WHAT YOU WILL DO: What is the number of lines in these records that hold the word "from"? Reply with that number alone.

DATA FOR THIS TASK:
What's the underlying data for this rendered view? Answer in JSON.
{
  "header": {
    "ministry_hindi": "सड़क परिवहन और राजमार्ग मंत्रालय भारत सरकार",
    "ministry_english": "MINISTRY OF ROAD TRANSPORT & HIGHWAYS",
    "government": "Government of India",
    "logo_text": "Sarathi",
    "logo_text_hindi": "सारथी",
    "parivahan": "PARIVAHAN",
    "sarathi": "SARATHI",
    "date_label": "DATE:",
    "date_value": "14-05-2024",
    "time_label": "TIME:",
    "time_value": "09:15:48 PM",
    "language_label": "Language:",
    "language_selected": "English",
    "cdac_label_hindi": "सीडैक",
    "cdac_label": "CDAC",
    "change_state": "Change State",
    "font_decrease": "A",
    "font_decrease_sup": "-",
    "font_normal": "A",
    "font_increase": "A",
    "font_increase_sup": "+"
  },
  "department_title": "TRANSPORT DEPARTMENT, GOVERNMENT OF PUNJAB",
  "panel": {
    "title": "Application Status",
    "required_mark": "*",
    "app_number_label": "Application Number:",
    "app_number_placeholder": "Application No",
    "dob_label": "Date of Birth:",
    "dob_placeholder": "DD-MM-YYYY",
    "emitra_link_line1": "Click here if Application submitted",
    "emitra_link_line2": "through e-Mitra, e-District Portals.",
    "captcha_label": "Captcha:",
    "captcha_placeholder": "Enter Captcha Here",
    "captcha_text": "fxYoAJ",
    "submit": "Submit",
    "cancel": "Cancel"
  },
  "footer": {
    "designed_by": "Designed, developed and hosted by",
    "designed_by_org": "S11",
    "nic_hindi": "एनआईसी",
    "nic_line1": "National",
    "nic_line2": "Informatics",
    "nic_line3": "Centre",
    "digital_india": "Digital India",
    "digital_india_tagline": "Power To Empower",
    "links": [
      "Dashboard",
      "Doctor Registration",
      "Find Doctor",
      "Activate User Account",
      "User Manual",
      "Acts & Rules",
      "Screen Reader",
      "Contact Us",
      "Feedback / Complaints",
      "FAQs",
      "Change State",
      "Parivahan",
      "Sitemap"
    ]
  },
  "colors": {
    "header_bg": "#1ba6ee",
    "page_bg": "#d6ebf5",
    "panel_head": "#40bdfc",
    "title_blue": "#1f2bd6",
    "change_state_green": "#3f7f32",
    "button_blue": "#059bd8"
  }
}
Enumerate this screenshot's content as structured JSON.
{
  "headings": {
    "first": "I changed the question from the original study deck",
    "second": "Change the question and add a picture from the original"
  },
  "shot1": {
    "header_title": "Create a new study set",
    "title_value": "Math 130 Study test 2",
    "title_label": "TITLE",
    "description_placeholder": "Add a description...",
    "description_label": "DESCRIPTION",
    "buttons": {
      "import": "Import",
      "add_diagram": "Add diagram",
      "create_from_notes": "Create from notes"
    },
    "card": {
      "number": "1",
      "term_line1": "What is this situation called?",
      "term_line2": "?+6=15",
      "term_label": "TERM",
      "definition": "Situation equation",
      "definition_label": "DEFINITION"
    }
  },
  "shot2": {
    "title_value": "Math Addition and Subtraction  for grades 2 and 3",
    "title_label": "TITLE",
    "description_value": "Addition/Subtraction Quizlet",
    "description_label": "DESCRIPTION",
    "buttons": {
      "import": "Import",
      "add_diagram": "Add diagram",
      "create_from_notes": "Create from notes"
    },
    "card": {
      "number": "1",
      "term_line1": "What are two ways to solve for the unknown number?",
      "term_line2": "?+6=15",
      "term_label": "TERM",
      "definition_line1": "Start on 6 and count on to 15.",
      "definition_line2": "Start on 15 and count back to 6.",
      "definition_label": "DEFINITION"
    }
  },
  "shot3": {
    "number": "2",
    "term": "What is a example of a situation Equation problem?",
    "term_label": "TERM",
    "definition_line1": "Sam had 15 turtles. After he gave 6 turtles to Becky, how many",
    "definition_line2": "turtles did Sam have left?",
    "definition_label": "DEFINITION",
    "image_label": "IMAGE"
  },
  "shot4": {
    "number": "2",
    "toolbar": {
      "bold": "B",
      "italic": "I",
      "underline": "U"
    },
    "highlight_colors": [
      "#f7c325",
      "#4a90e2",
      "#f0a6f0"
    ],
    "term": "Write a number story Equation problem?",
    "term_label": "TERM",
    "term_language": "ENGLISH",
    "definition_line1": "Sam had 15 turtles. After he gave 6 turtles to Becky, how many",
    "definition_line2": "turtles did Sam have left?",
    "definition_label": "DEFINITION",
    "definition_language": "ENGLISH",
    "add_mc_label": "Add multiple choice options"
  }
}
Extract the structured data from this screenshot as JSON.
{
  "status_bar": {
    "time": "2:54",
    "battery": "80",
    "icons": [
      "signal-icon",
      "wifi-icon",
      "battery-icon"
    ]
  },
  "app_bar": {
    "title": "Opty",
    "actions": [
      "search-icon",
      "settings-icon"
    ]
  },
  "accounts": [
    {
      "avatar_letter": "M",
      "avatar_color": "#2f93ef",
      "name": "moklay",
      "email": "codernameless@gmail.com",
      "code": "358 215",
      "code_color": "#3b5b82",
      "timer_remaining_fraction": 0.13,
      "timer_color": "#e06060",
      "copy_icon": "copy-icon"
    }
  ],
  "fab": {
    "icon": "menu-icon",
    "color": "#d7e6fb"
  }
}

RESULT OF THIS EXERCISE: 5